Despite all talks being enthralling, one topic seemed to get everyone speaking and hands flying in the air with questions and points of view: the role of Photoshop in our workflows and whether we require its services anymore.
To me, Photoshop is past its sell by date in relation to the web and I feel, just like the passing of Fireworks, it will eventually be less prominent in our workflows. Photoshop at its core is an image editor and it is great at what it can do. It is even great for designing individual elements of a webpage. It is not great however for designing fully fledged, high fidelity comps and therein lies the problem.
We cannot make assumptions anymore regarding what devices people are using or what kind of Internet speed they are entertaining
Through the adoption and implications of responsive web design, it makes no sense designing around a fixed width grid or spending costly hours producing such fixed deliverables. We cannot make assumptions anymore regarding what devices people are using or what kind of Internet speed they are entertaining. We are nearing a stage in our industry where I feel designing and developing will become so converged that they will eventually become one job title and therefore one person.
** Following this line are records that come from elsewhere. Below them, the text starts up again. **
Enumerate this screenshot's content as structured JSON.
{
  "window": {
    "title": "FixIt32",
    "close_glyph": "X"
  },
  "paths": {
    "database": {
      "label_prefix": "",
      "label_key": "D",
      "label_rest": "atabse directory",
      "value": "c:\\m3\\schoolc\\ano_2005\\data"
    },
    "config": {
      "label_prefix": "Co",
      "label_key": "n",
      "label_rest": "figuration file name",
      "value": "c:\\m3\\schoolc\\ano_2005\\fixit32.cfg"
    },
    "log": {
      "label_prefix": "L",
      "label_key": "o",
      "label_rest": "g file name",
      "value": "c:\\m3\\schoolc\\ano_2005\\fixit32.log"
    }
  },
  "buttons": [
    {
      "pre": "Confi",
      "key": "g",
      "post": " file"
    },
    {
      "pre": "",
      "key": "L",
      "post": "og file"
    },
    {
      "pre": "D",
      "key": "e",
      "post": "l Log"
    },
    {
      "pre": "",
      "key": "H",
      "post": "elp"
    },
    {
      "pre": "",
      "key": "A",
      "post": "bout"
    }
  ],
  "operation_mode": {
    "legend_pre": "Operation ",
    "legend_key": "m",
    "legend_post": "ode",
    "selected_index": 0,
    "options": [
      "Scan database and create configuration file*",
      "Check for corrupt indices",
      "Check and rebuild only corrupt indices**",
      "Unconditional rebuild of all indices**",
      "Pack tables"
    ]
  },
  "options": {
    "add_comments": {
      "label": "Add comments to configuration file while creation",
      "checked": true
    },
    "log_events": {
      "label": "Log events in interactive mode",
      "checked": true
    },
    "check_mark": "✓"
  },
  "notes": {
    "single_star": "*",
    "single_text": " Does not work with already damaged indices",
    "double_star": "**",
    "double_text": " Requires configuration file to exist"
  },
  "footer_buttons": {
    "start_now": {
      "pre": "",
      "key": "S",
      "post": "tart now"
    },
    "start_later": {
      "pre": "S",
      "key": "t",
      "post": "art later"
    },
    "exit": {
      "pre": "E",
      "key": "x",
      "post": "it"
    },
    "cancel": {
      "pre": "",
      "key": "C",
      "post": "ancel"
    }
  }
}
Designers need to know about aspects of a website that can and can't be achieved through development and why. Designers need to be able to produce and present prototypes that can be iterated and tweaked within the browser, eradicating the waste of time that is producing high fidelity comps. If designers need to go right, developers need to budge left too. Developers need to consult with designers in regards to how a website design might adjust depending on the screen size. How many designers design an individual comp for a mobile or tablet viewport? I would be shocked if any - this task is notoriously left to the developer. Developers also need to adapt their code to suit the content a client has provided four weeks late and iterate quickly to accommodate such a change. It just makes so much more sense to me for this process to just be the responsibility of one person... and a browser.
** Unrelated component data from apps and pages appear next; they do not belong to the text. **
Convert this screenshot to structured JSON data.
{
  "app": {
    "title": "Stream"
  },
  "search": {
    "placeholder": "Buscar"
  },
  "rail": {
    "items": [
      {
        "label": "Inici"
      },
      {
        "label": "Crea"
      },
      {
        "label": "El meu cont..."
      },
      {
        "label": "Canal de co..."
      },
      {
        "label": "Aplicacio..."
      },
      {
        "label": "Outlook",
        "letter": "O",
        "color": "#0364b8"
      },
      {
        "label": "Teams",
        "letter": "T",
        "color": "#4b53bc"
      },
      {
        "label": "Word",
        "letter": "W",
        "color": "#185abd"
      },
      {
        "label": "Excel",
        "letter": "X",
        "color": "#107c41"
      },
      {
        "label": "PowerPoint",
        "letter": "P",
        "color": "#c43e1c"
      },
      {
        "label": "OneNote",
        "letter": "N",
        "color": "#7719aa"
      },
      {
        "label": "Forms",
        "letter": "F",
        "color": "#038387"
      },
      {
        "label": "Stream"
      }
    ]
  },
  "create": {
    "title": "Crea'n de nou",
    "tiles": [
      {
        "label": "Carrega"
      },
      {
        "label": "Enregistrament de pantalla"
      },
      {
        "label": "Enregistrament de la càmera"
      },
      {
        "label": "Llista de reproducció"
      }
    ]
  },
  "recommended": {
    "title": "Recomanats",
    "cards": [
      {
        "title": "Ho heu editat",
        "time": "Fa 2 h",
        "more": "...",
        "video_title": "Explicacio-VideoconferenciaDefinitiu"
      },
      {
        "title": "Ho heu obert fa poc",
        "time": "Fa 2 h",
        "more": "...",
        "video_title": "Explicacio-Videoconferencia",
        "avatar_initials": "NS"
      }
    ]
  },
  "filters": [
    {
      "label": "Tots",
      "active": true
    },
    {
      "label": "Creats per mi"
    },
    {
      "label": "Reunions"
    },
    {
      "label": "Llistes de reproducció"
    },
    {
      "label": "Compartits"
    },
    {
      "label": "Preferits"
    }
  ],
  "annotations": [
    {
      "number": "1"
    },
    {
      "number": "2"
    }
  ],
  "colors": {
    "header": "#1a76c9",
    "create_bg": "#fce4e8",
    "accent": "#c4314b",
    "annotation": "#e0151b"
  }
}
Perhaps we could get away with categorising people into such roles in the past where designers, front-end developers and back-end developers were situated in different areas of a building and had no requisite to communicate throughout a projects lifespan; but just because we could get away with something then, does not mean it is a necessity now.
With that in mind then, I want to reintroduce the job title of 'Web Master'. To quote Chris Coyier, the term 'Web Master' "never developed any specific meaning", so with this blog post I wish to coin a meaning that I think covers and by no means limits the people who work in the web. I myself love to design; love bringing designs to life in the browser client-side and enjoy dipping my toes in server-side languages such as OOPHP, therefore do not fit into any current job title or description out there. When people ask what I do I nearly always produce a different answer followed up with a vague explanation. It doesn't have to be this way though. A 'web master' has a bit of meat to it and people know to respect someone who has mastered something - especially the web. Think about it. A master. You're a master of the fucking web (or at least in part), doing all sorts of incredible stuff to improve a communicative tool loved by billions.
So from here on in; I'm Josh Johnson and I am a fucking web master.